During my tour of Chemnitz in western Saxony a few days ago, I happened to come across this rather unusual crossing. Spanning the Kappelbach Creek approximately 150 meters west of the River Chemnitz and the Pfortensteg in the city of Chemnitz, this crossing is located at a park where the bike path runs parallel to the river through the city with 240,000 inhabitants. By first glance, my impression was that it was a typical concrete beam bridge built in the East German era like many other bridges that had been destroyed in World War II. However, when crossing it, one can see an unusual building-like structure that seems to be walled into a high cliff. Looking at the cliff more closely, it extends approximately 500 meters from the Bierbrücke near the district of Kassberg to the north, towards the intersection where Highways 95 and 173 meet to the southwest. Of which, approximately 150 meters seemed to be walled with bricks and concrete, making it appear that Chemnitz once had an underground passage that started at the park and networked its way to the castle. It is known that there were underground passageways at the Kassberg and Bier Bridges- one of which served as a passage for prisoners, another for transporting beer to the walls of the city, where the multi-story houses are located today.
Yet when looking at the bridge and this structure, this definitely was the work of an East German engineer, who like many others wanted to paint Chemnitz with a communst face, which was the reason why the city was called Karl-Marz-Stadt from 1953 to 1990. The building presented some skeletal features that are geometric with rectangular shapes- each row with a different pattern.
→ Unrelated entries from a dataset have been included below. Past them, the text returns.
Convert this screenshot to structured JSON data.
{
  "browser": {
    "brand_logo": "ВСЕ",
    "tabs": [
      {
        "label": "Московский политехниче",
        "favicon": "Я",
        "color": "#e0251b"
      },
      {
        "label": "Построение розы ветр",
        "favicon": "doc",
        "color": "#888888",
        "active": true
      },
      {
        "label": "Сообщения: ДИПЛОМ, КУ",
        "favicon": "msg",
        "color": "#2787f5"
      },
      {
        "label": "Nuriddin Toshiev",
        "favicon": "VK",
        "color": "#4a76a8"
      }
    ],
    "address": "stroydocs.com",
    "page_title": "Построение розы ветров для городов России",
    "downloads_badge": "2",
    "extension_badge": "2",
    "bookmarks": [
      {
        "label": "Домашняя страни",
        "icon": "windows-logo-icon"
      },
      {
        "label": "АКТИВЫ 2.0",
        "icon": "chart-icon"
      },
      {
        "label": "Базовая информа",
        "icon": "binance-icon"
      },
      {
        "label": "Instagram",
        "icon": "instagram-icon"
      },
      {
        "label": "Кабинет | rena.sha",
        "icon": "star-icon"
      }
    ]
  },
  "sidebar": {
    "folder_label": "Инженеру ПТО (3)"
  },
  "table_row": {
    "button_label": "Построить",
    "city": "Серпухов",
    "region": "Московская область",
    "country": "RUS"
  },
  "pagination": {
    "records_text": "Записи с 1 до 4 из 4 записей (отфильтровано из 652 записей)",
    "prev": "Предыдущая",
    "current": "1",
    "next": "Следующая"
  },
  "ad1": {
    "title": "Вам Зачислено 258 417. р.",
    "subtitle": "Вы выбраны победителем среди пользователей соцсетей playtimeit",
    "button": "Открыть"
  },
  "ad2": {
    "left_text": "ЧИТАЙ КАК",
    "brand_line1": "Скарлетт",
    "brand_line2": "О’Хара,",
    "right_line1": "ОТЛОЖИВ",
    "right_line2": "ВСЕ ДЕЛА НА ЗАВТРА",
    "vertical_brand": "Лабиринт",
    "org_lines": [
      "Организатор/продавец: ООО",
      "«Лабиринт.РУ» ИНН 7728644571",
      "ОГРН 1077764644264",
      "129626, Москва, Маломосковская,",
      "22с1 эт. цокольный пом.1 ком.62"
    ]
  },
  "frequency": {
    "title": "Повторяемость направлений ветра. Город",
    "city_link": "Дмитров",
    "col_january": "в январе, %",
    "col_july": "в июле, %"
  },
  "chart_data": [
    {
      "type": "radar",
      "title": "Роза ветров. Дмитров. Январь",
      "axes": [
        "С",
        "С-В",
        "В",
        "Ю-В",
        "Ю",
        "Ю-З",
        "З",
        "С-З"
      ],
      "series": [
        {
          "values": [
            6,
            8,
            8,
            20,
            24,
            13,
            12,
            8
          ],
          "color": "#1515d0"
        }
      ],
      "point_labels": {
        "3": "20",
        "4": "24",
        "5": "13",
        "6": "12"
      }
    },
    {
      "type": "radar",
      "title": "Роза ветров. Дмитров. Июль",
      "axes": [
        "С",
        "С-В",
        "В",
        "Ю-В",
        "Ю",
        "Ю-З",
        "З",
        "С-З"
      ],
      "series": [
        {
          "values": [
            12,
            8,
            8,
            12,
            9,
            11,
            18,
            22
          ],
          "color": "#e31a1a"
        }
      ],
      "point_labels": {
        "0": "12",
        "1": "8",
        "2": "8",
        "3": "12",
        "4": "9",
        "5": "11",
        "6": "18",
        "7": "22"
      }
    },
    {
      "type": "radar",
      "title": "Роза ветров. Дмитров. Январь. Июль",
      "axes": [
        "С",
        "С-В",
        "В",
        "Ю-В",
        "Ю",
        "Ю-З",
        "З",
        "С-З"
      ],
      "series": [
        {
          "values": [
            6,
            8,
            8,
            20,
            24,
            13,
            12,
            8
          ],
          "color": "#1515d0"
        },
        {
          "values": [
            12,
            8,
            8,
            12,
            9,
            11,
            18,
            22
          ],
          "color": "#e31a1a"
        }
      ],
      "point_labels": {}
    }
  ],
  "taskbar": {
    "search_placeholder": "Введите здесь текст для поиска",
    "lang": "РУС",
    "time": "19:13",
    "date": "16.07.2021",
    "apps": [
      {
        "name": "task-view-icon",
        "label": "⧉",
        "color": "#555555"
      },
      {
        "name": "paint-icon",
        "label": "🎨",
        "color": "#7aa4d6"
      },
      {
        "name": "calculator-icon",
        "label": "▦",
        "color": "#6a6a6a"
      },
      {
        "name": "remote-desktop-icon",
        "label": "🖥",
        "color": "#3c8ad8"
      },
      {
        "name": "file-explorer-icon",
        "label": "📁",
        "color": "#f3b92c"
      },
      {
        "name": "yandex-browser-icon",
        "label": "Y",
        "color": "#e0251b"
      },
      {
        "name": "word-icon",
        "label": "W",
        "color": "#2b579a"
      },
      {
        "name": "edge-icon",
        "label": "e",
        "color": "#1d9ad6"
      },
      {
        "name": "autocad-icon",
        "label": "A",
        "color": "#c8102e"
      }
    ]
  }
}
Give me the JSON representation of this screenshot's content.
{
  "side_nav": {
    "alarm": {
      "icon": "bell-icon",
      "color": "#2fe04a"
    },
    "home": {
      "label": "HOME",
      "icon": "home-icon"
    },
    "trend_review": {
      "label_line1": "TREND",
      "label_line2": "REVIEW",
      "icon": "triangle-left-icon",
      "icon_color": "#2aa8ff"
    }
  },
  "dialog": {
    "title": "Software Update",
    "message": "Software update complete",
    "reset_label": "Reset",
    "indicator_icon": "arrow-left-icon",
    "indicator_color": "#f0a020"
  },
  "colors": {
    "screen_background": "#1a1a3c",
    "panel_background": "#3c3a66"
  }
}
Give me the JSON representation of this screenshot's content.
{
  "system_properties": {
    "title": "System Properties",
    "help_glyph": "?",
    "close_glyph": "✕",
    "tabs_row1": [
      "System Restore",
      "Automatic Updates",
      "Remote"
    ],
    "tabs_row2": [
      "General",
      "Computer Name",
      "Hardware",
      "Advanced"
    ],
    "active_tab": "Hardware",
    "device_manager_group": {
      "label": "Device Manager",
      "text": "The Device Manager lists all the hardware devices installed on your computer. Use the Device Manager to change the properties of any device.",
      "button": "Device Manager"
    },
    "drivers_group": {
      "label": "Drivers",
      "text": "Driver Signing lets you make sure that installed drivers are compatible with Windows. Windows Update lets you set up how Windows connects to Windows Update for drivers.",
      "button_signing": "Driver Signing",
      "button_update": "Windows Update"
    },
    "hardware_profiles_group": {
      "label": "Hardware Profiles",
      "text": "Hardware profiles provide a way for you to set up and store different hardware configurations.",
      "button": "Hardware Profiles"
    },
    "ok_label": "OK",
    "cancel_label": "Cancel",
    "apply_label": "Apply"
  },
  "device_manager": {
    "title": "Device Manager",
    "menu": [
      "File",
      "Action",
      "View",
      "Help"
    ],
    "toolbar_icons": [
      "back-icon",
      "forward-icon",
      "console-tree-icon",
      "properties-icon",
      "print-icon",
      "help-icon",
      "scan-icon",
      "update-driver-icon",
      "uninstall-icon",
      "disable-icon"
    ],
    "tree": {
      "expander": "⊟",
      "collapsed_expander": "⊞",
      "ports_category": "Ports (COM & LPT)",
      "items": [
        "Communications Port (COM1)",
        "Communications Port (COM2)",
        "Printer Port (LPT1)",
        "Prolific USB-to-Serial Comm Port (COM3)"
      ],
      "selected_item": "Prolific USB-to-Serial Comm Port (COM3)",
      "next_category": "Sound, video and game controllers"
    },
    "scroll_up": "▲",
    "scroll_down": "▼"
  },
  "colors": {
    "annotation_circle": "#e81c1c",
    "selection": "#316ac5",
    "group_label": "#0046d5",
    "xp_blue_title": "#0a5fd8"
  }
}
While this skeletal structure now houses pipelines providing warm water to the city center, one has to wonder what original purpose this skeletal structure had. Because the height of the cliff from the ground to the top is between 20 and 30 meters- about the length of the crossing itself- and its approximate location to some key judicial areas, such as the district and labor courts, it is possible that at one time it served as a large elevator providing people and bikes with a lift to see the judge. That would put the construction date to the 1960s when electric elevators were becoming useful for high-rise buildings and the government district of Karl-Marx-Stadt was functioning like a state, extending its reach of jurisidiction to as far west as Jena and Gera, as far south as the Ore Mountains (Erzgebirge) and Vogtland, as far east as Freiberg and as far north as Riesa. Most of the judicial district may have been located at the top of the hill at the site of today’s district courts, which had been a traditional location because of the nearby castle. After the Fall of the Wall in 1989 and the subsequential Reunification a year later, that elevator no longer served as that function and was therefore converted to its present form. But more evidence is needed to prove this.
As for other functions, the building or a prison complex are concerned, given the lack of space it had between the outlet and the walled cliffs it is anchored into, that would be impossible because of the need to add 3-4 stories with shafts with handles for people to climb up or down.
But could this building actually had housed this elevator at that time or was it really meant for a pipeline cover? We know that it is as old as the structure that is now a pedestrian bridge- 50+ years old and still functioning like other GDR buildings at that time. But was this building an elevator or a skeletal unit?
Looking forward to your thoughts on this……
Check out Mystery Bridge Nr. 80 by clicking here.